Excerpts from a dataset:
◇ ◇ ◇ ◇ ◇

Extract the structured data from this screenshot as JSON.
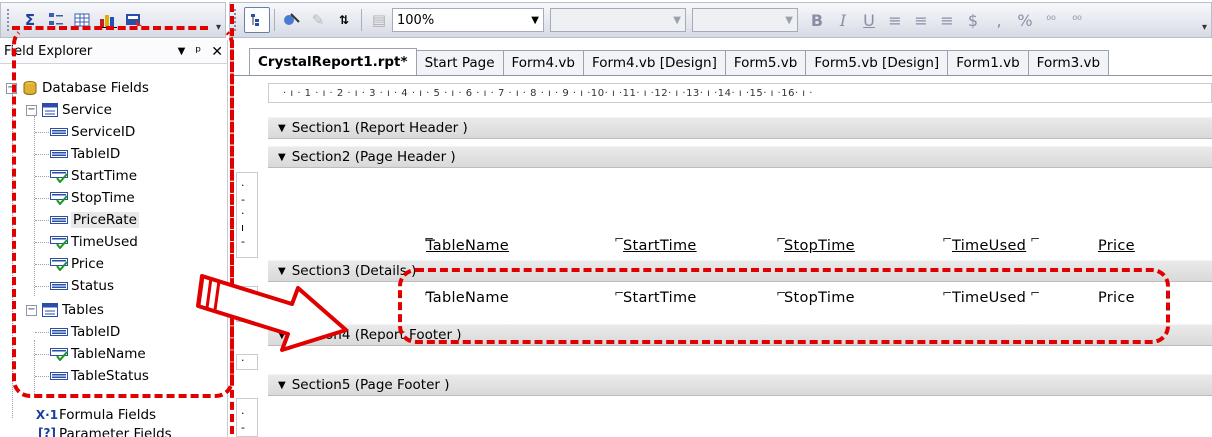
{
  "toolbar_left": {
    "buttons": [
      {
        "name": "sum-icon",
        "glyph": "Σ"
      },
      {
        "name": "group-tree-icon",
        "glyph": "⊟"
      },
      {
        "name": "grid-icon",
        "glyph": "⊞"
      },
      {
        "name": "chart-icon",
        "glyph": "▥"
      },
      {
        "name": "field-explorer-icon",
        "glyph": "▣"
      }
    ]
  },
  "toolbar_right": {
    "zoom": "100%",
    "format_glyphs": [
      "B",
      "I",
      "U",
      "≡",
      "≡",
      "≡",
      "$",
      ",",
      "%",
      "⁰⁰",
      "⁰⁰"
    ]
  },
  "explorer": {
    "title": "Field Explorer",
    "pin_glyph": "▾ ⊥",
    "close_glyph": "✕",
    "root": "Database Fields",
    "service": {
      "label": "Service",
      "fields": [
        "ServiceID",
        "TableID",
        "StartTime",
        "StopTime",
        "PriceRate",
        "TimeUsed",
        "Price",
        "Status"
      ]
    },
    "tables": {
      "label": "Tables",
      "fields": [
        "TableID",
        "TableName",
        "TableStatus"
      ]
    },
    "formula": "Formula Fields",
    "parameter": "Parameter Fields"
  },
  "tabs": [
    {
      "label": "CrystalReport1.rpt*",
      "active": true
    },
    {
      "label": "Start Page"
    },
    {
      "label": "Form4.vb"
    },
    {
      "label": "Form4.vb [Design]"
    },
    {
      "label": "Form5.vb"
    },
    {
      "label": "Form5.vb [Design]"
    },
    {
      "label": "Form1.vb"
    },
    {
      "label": "Form3.vb"
    }
  ],
  "ruler": "· ı · 1 · ı · 2 · ı · 3 · ı · 4 · ı · 5 · ı · 6 · ı · 7 · ı · 8 · ı · 9 · ı ·10· ı ·11· ı ·12· ı ·13· ı ·14· ı ·15· ı ·16· ı ·",
  "sections": {
    "s1": "Section1 (Report Header )",
    "s2": "Section2 (Page Header )",
    "s3": "Section3 (Details )",
    "s4": "Section4 (Report Footer )",
    "s5": "Section5 (Page Footer )"
  },
  "header_fields": {
    "table_name": "TableName",
    "start_time": "StartTime",
    "stop_time": "StopTime",
    "time_used": "TimeUsed",
    "price": "Price"
  },
  "detail_fields": {
    "table_name": "TableName",
    "start_time": "StartTime",
    "stop_time": "StopTime",
    "time_used": "TimeUsed",
    "price": "Price"
  },
  "colors": {
    "annotation": "#e00000",
    "section_band": "#dadada",
    "tree_lines": "#9aa0ad"
  }
}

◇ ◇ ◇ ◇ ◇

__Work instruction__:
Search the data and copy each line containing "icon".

__Exercise solution__:
        "name": "sum-icon",
        "name": "group-tree-icon",
        "name": "grid-icon",
        "name": "chart-icon",
        "name": "field-explorer-icon",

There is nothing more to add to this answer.